Last night I went to see The Black Keys play at The Warfield in San Francisco. I haven't been to a concert in awhile, so it was nice to get out. I had very high hopes for this concert because the band released its new album -- Attack and Release -- on April 1.
Apart from some technical difficulties, the show was kind of a letdown. It wasn't bad, just pretty average. And when you have high expectations, it feels even worse. I think my main gripe was that they played for just about an hour, which is kind of stingy, especially if you've just released a new album! More importantly, their timing in general was off. Or, something was off and it didn't quite sound right. This was especially true when Pat Carney's uncle, who is featured on the album, came on stage to play.
The one caveat here is that the new album is actually very good.
This brings me to a broader topic, one that began nagging at me mid-way through the show. Does it seem odd that compared to live music I prefer listening to music that is engineered and packaged in some studio and then reproduced on a lifeless machine for my personal enjoyment? Is that sacrilege? Am I a terrible person for preferring the lifeless reproduction to the real deal?
Whenever I go to a show, I look out at the crowd rocking out. And I have a very good hunch that they would rock out to just about anything just as long as it was loud. Frankly, it doesn't even have to resemble a song.
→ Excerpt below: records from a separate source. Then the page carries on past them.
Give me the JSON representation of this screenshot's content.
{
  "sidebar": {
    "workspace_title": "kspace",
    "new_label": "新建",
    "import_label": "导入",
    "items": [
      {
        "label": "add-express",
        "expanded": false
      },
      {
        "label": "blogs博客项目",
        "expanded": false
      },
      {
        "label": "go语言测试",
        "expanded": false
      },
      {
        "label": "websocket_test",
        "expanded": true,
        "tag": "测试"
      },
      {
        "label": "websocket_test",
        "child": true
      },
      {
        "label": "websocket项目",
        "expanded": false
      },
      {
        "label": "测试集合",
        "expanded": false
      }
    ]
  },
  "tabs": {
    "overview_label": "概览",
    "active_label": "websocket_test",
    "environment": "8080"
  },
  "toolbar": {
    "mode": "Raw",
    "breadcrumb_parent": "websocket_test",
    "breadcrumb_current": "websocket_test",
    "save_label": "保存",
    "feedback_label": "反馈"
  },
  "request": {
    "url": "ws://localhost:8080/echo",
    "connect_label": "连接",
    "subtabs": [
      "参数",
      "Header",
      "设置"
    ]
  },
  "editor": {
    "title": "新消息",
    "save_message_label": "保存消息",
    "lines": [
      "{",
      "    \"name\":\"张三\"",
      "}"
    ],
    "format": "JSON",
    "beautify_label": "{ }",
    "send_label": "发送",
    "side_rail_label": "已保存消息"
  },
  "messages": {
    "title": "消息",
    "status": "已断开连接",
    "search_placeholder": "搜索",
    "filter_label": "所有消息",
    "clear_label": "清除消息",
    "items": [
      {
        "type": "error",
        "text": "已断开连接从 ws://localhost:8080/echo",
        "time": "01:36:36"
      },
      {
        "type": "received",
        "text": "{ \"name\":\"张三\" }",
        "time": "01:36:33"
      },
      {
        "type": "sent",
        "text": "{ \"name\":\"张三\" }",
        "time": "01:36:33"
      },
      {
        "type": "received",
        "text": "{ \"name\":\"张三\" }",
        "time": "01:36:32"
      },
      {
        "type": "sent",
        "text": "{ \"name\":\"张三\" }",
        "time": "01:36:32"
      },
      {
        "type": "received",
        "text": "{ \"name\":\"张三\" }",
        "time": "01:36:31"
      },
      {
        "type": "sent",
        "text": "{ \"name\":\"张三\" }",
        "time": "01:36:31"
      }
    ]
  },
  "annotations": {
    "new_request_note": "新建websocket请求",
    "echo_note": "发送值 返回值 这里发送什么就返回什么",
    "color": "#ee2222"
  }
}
And this seems so odd to me because I'm sure most of these people would be quite discerning if they were listening to the song in the car or at home. They would be candid whether a song sucked or not. But for some reason, the collective music IQ takes a sharp nosedive when you are at a live show.
It's not about the music. It has more to do with being there, at a show -- it feels, collectively, more alive to know you are at a place, a gathering, where it is. And you know what, I'm done with that. It is fool's gold and I'm not interested.
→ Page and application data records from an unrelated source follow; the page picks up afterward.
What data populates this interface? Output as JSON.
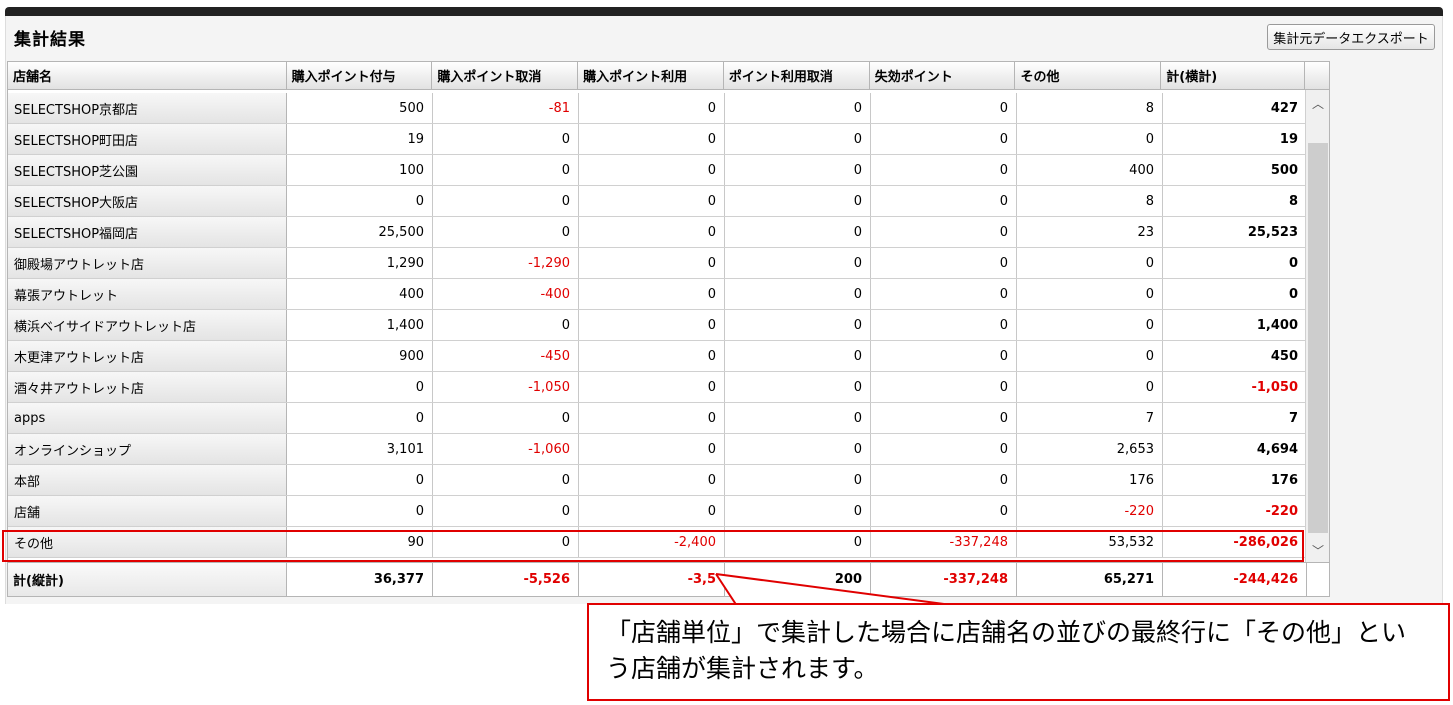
{
  "panel": {
    "title": "集計結果",
    "export_label": "集計元データエクスポート"
  },
  "columns": [
    "店舗名",
    "購入ポイント付与",
    "購入ポイント取消",
    "購入ポイント利用",
    "ポイント利用取消",
    "失効ポイント",
    "その他",
    "計(横計)"
  ],
  "rows": [
    {
      "name": "SELECTSHOP京都店",
      "values": [
        "500",
        "-81",
        "0",
        "0",
        "0",
        "8",
        "427"
      ]
    },
    {
      "name": "SELECTSHOP町田店",
      "values": [
        "19",
        "0",
        "0",
        "0",
        "0",
        "0",
        "19"
      ]
    },
    {
      "name": "SELECTSHOP芝公園",
      "values": [
        "100",
        "0",
        "0",
        "0",
        "0",
        "400",
        "500"
      ]
    },
    {
      "name": "SELECTSHOP大阪店",
      "values": [
        "0",
        "0",
        "0",
        "0",
        "0",
        "8",
        "8"
      ]
    },
    {
      "name": "SELECTSHOP福岡店",
      "values": [
        "25,500",
        "0",
        "0",
        "0",
        "0",
        "23",
        "25,523"
      ]
    },
    {
      "name": "御殿場アウトレット店",
      "values": [
        "1,290",
        "-1,290",
        "0",
        "0",
        "0",
        "0",
        "0"
      ]
    },
    {
      "name": "幕張アウトレット",
      "values": [
        "400",
        "-400",
        "0",
        "0",
        "0",
        "0",
        "0"
      ]
    },
    {
      "name": "横浜ベイサイドアウトレット店",
      "values": [
        "1,400",
        "0",
        "0",
        "0",
        "0",
        "0",
        "1,400"
      ]
    },
    {
      "name": "木更津アウトレット店",
      "values": [
        "900",
        "-450",
        "0",
        "0",
        "0",
        "0",
        "450"
      ]
    },
    {
      "name": "酒々井アウトレット店",
      "values": [
        "0",
        "-1,050",
        "0",
        "0",
        "0",
        "0",
        "-1,050"
      ]
    },
    {
      "name": "apps",
      "values": [
        "0",
        "0",
        "0",
        "0",
        "0",
        "7",
        "7"
      ]
    },
    {
      "name": "オンラインショップ",
      "values": [
        "3,101",
        "-1,060",
        "0",
        "0",
        "0",
        "2,653",
        "4,694"
      ]
    },
    {
      "name": "本部",
      "values": [
        "0",
        "0",
        "0",
        "0",
        "0",
        "176",
        "176"
      ]
    },
    {
      "name": "店舗",
      "values": [
        "0",
        "0",
        "0",
        "0",
        "0",
        "-220",
        "-220"
      ]
    },
    {
      "name": "その他",
      "values": [
        "90",
        "0",
        "-2,400",
        "0",
        "-337,248",
        "53,532",
        "-286,026"
      ]
    }
  ],
  "total": {
    "label": "計(縦計)",
    "values": [
      "36,377",
      "-5,526",
      "-3,5",
      "200",
      "-337,248",
      "65,271",
      "-244,426"
    ]
  },
  "scrollbar": {
    "up_icon": "︿",
    "down_icon": "﹀"
  },
  "callout": {
    "text": "「店舗単位」で集計した場合に店舗名の並びの最終行に「その他」という店舗が集計されます。"
  },
  "colors": {
    "negative": "#e00000",
    "highlight": "#e00000"
  }
}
I think this observation of the crowd, and its collective dumbness, poisons my experience of live music in general. I have been to only a handful of shows where the performer's musical skill and talent were on display and transformed an otherwise great recorded track into a completely new emotional experience. But that is more the exception than the rule.